There are many reasons why families and even individuals are quite keen on the idea of using donated sperm, but while there’s a high demand for it, there are still so many factors to think about before making a decision.
Seeking a fertility specialist can be beneficial for some reasons. For one, he/she can assist women and provide recommended courses of action to resolve fertility and reproductive health issues. This is applicable for women over 35 who can’t get pregnant even after six months of trying; those under 35 who can’t get pregnant after a year of trying; or women who’ve had cases of miscarriage more than once.
Where to look for sperm donors
In looking for sperm donors, here are the two common ways to go about it:
1. Going to a fertility clinic. Fertility clinics usually have their very own bank of frozen sperm donated by anonymous donors. The downside to this is that there’s a waiting list. Since the donor sperm waiting lists can differ in each fertility clinic, you may want to check with several of them first before proceeding with the treatment.

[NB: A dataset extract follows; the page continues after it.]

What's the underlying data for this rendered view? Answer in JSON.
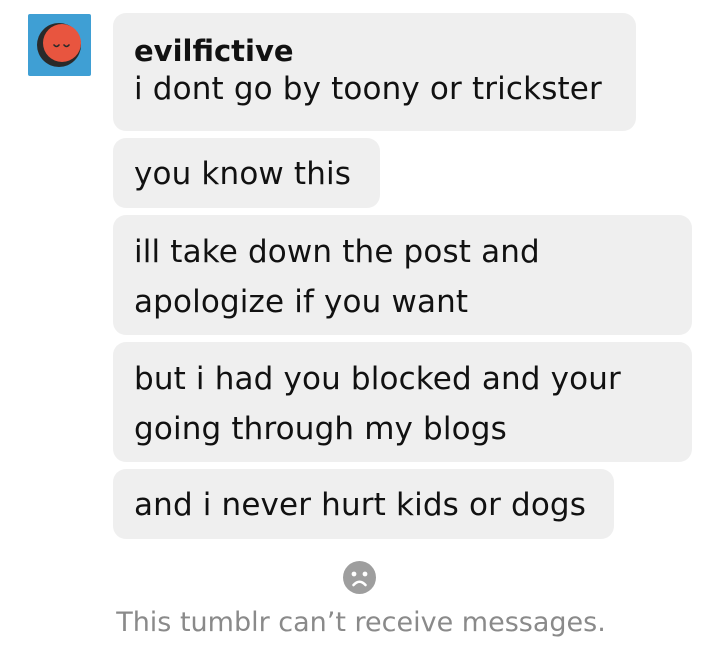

2. Use sperm from someone you know. You can ask a friend who’s willing to donate healthy sperm for you. If you don’t know anyone who’s available, you can always go to legitimate sperm donor introduction websites. You may get the sperm directly from the donor or have it taken in a fertility clinic, where you should also be present.

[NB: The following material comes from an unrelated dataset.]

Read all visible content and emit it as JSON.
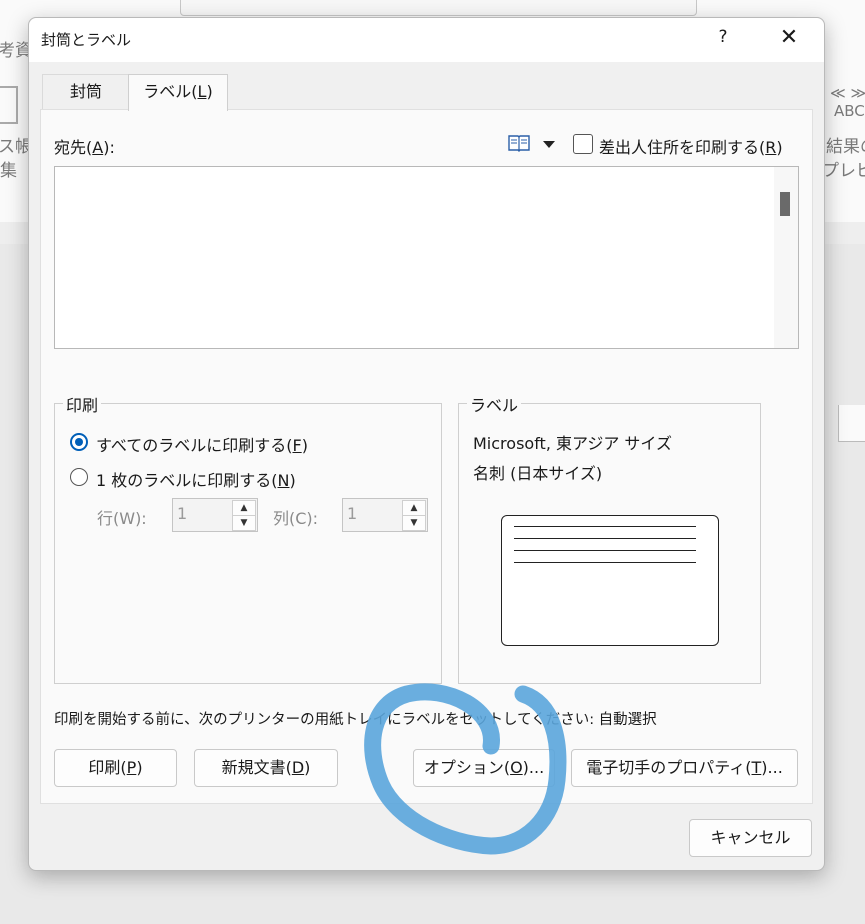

How to get pregnant from donor sperm
Donor sperm is inserted into any of the female’s reproductive organs (cervix, uterus, vagina) during her fertility period, in a process called artificial insemination. Doctors will use a syringe or a fine tube in this procedure.
Fertility clinics are required to conform to a rigorous set of regulations to make sure that the donor sperm is safe to use. It should be free from any infection, such as HIV and chlamydia.

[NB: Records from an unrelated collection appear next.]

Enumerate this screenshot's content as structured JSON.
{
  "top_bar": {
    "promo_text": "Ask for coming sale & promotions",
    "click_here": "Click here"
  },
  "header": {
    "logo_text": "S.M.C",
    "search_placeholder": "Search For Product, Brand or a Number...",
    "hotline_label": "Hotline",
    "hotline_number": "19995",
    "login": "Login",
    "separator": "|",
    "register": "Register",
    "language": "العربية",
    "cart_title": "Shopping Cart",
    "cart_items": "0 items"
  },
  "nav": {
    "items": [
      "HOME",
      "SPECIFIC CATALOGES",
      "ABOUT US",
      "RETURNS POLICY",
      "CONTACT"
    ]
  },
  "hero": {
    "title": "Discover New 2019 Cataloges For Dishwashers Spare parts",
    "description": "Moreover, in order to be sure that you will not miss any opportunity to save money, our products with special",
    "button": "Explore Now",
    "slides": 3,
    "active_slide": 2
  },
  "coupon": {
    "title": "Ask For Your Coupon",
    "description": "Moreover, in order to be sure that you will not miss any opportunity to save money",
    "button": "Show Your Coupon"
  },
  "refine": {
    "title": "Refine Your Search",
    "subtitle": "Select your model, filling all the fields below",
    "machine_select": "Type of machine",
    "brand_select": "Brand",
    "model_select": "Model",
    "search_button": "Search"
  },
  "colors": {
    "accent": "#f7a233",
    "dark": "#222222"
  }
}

Fertility clinics ensure that the sperm donor’s identity remains anonymous. However, you will get certain key information such as his personal characteristics and ethnic group. When your child reaches 18 years old, s/he will be able to acquire identifying information about the sperm donor–that is if the artificial insemination happened after April 1, 2005.
If you have obtained donated sperm from a licensed fertility clinic, bear in mind that you have legal rights to it and your future child. The sperm donor, on the other hand, does not. Therefore, he can not be sought to take responsibility for the child, both financially and physically. I also don’t have any say on how you will raise the child and get his name written on the child’s birth certificate. Lastly, he can’t be a legal parent to the child.
Parental rights will also be given to your spouse (if you are married), or to your partner, as signed in the relevant consent form.
Needless to say, donor sperm can be very helpful, especially to those disheartened by infertility. It’s a comfort to know that people of any gender, background, and relationship status can take these measures.